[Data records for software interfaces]
----------------------------------------
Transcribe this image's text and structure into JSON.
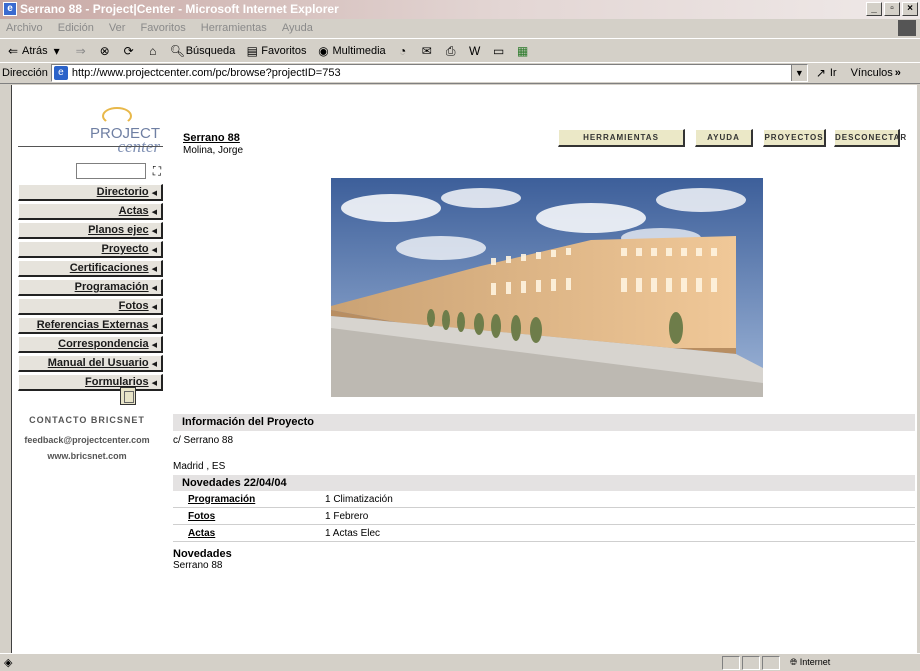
{
  "window": {
    "title": "Serrano 88 - Project|Center - Microsoft Internet Explorer"
  },
  "menu": [
    "Archivo",
    "Edición",
    "Ver",
    "Favoritos",
    "Herramientas",
    "Ayuda"
  ],
  "toolbar": {
    "back": "Atrás",
    "search": "Búsqueda",
    "favorites": "Favoritos",
    "multimedia": "Multimedia"
  },
  "address": {
    "label": "Dirección",
    "url": "http://www.projectcenter.com/pc/browse?projectID=753",
    "go": "Ir",
    "links": "Vínculos"
  },
  "status": {
    "zone": "Internet"
  },
  "logo": {
    "line1": "PROJECT",
    "line2": "center"
  },
  "nav": [
    "Directorio",
    "Actas",
    "Planos ejec",
    "Proyecto",
    "Certificaciones",
    "Programación",
    "Fotos",
    "Referencias Externas",
    "Correspondencia",
    "Manual del Usuario",
    "Formularios"
  ],
  "contact": {
    "title": "CONTACTO BRICSNET",
    "email": "feedback@projectcenter.com",
    "web": "www.bricsnet.com"
  },
  "project": {
    "name": "Serrano 88",
    "owner": "Molina, Jorge"
  },
  "top_buttons": [
    "HERRAMIENTAS",
    "AYUDA",
    "PROYECTOS",
    "DESCONECTAR"
  ],
  "info": {
    "header": "Información del Proyecto",
    "address1": "c/ Serrano 88",
    "address2": "Madrid , ES"
  },
  "novedades": {
    "header": "Novedades 22/04/04",
    "rows": [
      {
        "link": "Programación",
        "value": "1 Climatización"
      },
      {
        "link": "Fotos",
        "value": "1 Febrero"
      },
      {
        "link": "Actas",
        "value": "1 Actas Elec"
      }
    ]
  },
  "footer": {
    "title": "Novedades",
    "subtitle": "Serrano 88"
  },
  "colors": {
    "button_bg": "#ebe8c7",
    "nav_bg": "#e6e3dc",
    "header_bg": "#e4e2e2",
    "logo_blue": "#6f7fa3"
  }
}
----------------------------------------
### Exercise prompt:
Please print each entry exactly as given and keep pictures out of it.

### Your response:
Transcribe this image's text and structure into JSON.
{
  "window": {
    "title": "Serrano 88 - Project|Center - Microsoft Internet Explorer"
  },
  "menu": [
    "Archivo",
    "Edición",
    "Ver",
    "Favoritos",
    "Herramientas",
    "Ayuda"
  ],
  "toolbar": {
    "back": "Atrás",
    "search": "Búsqueda",
    "favorites": "Favoritos",
    "multimedia": "Multimedia"
  },
  "address": {
    "label": "Dirección",
    "url": "http://www.projectcenter.com/pc/browse?projectID=753",
    "go": "Ir",
    "links": "Vínculos"
  },
  "status": {
    "zone": "Internet"
  },
  "logo": {
    "line1": "PROJECT",
    "line2": "center"
  },
  "nav": [
    "Directorio",
    "Actas",
    "Planos ejec",
    "Proyecto",
    "Certificaciones",
    "Programación",
    "Fotos",
    "Referencias Externas",
    "Correspondencia",
    "Manual del Usuario",
    "Formularios"
  ],
  "contact": {
    "title": "CONTACTO BRICSNET",
    "email": "feedback@projectcenter.com",
    "web": "www.bricsnet.com"
  },
  "project": {
    "name": "Serrano 88",
    "owner": "Molina, Jorge"
  },
  "top_buttons": [
    "HERRAMIENTAS",
    "AYUDA",
    "PROYECTOS",
    "DESCONECTAR"
  ],
  "info": {
    "header": "Información del Proyecto",
    "address1": "c/ Serrano 88",
    "address2": "Madrid , ES"
  },
  "novedades": {
    "header": "Novedades 22/04/04",
    "rows": [
      {
        "link": "Programación",
        "value": "1 Climatización"
      },
      {
        "link": "Fotos",
        "value": "1 Febrero"
      },
      {
        "link": "Actas",
        "value": "1 Actas Elec"
      }
    ]
  },
  "footer": {
    "title": "Novedades",
    "subtitle": "Serrano 88"
  },
  "colors": {
    "button_bg": "#ebe8c7",
    "nav_bg": "#e6e3dc",
    "header_bg": "#e4e2e2",
    "logo_blue": "#6f7fa3"
  }
}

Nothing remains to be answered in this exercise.